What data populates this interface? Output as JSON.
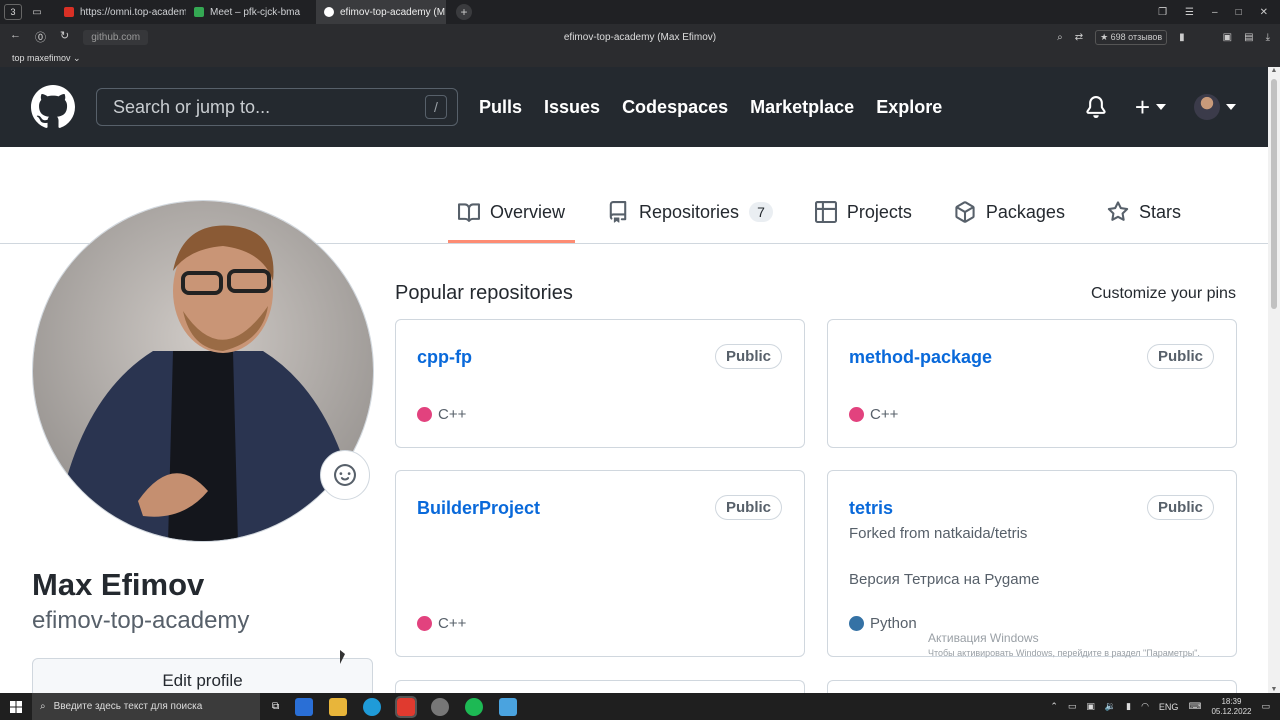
{
  "browser": {
    "tab_counter": "3",
    "tabs": [
      {
        "title": "https://omni.top-academy",
        "color": "#d93025"
      },
      {
        "title": "Meet – pfk-cjck-bma",
        "color": "#34a853"
      },
      {
        "title": "efimov-top-academy (M",
        "color": "#ffffff"
      }
    ],
    "url": "github.com",
    "page_title": "efimov-top-academy (Max Efimov)",
    "reviews": "★ 698 отзывов",
    "bookmark": "top maxefimov ⌄"
  },
  "header": {
    "search_placeholder": "Search or jump to...",
    "search_key": "/",
    "nav": [
      "Pulls",
      "Issues",
      "Codespaces",
      "Marketplace",
      "Explore"
    ],
    "plus": "+"
  },
  "profile_tabs": {
    "overview": "Overview",
    "repositories": "Repositories",
    "repo_count": "7",
    "projects": "Projects",
    "packages": "Packages",
    "stars": "Stars"
  },
  "profile": {
    "name": "Max Efimov",
    "login": "efimov-top-academy",
    "edit_button": "Edit profile"
  },
  "popular": {
    "title": "Popular repositories",
    "customize": "Customize your pins",
    "repos": [
      {
        "name": "cpp-fp",
        "visibility": "Public",
        "language": "C++",
        "lang_color": "#f34b7d"
      },
      {
        "name": "method-package",
        "visibility": "Public",
        "language": "C++",
        "lang_color": "#f34b7d"
      },
      {
        "name": "BuilderProject",
        "visibility": "Public",
        "language": "C++",
        "lang_color": "#f34b7d"
      },
      {
        "name": "tetris",
        "visibility": "Public",
        "fork": "Forked from natkaida/tetris",
        "description": "Версия Тетриса на Pygame",
        "language": "Python",
        "lang_color": "#3572A5"
      }
    ]
  },
  "windows": {
    "watermark_title": "Активация Windows",
    "watermark_sub": "Чтобы активировать Windows, перейдите в раздел \"Параметры\".",
    "search_placeholder": "Введите здесь текст для поиска",
    "lang": "ENG",
    "time": "18:39",
    "date": "05.12.2022"
  }
}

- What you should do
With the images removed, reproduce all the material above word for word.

- Result for this task
What data populates this interface? Output as JSON.
{
  "browser": {
    "tab_counter": "3",
    "tabs": [
      {
        "title": "https://omni.top-academy",
        "color": "#d93025"
      },
      {
        "title": "Meet – pfk-cjck-bma",
        "color": "#34a853"
      },
      {
        "title": "efimov-top-academy (M",
        "color": "#ffffff"
      }
    ],
    "url": "github.com",
    "page_title": "efimov-top-academy (Max Efimov)",
    "reviews": "★ 698 отзывов",
    "bookmark": "top maxefimov ⌄"
  },
  "header": {
    "search_placeholder": "Search or jump to...",
    "search_key": "/",
    "nav": [
      "Pulls",
      "Issues",
      "Codespaces",
      "Marketplace",
      "Explore"
    ],
    "plus": "+"
  },
  "profile_tabs": {
    "overview": "Overview",
    "repositories": "Repositories",
    "repo_count": "7",
    "projects": "Projects",
    "packages": "Packages",
    "stars": "Stars"
  },
  "profile": {
    "name": "Max Efimov",
    "login": "efimov-top-academy",
    "edit_button": "Edit profile"
  },
  "popular": {
    "title": "Popular repositories",
    "customize": "Customize your pins",
    "repos": [
      {
        "name": "cpp-fp",
        "visibility": "Public",
        "language": "C++",
        "lang_color": "#f34b7d"
      },
      {
        "name": "method-package",
        "visibility": "Public",
        "language": "C++",
        "lang_color": "#f34b7d"
      },
      {
        "name": "BuilderProject",
        "visibility": "Public",
        "language": "C++",
        "lang_color": "#f34b7d"
      },
      {
        "name": "tetris",
        "visibility": "Public",
        "fork": "Forked from natkaida/tetris",
        "description": "Версия Тетриса на Pygame",
        "language": "Python",
        "lang_color": "#3572A5"
      }
    ]
  },
  "windows": {
    "watermark_title": "Активация Windows",
    "watermark_sub": "Чтобы активировать Windows, перейдите в раздел \"Параметры\".",
    "search_placeholder": "Введите здесь текст для поиска",
    "lang": "ENG",
    "time": "18:39",
    "date": "05.12.2022"
  }
}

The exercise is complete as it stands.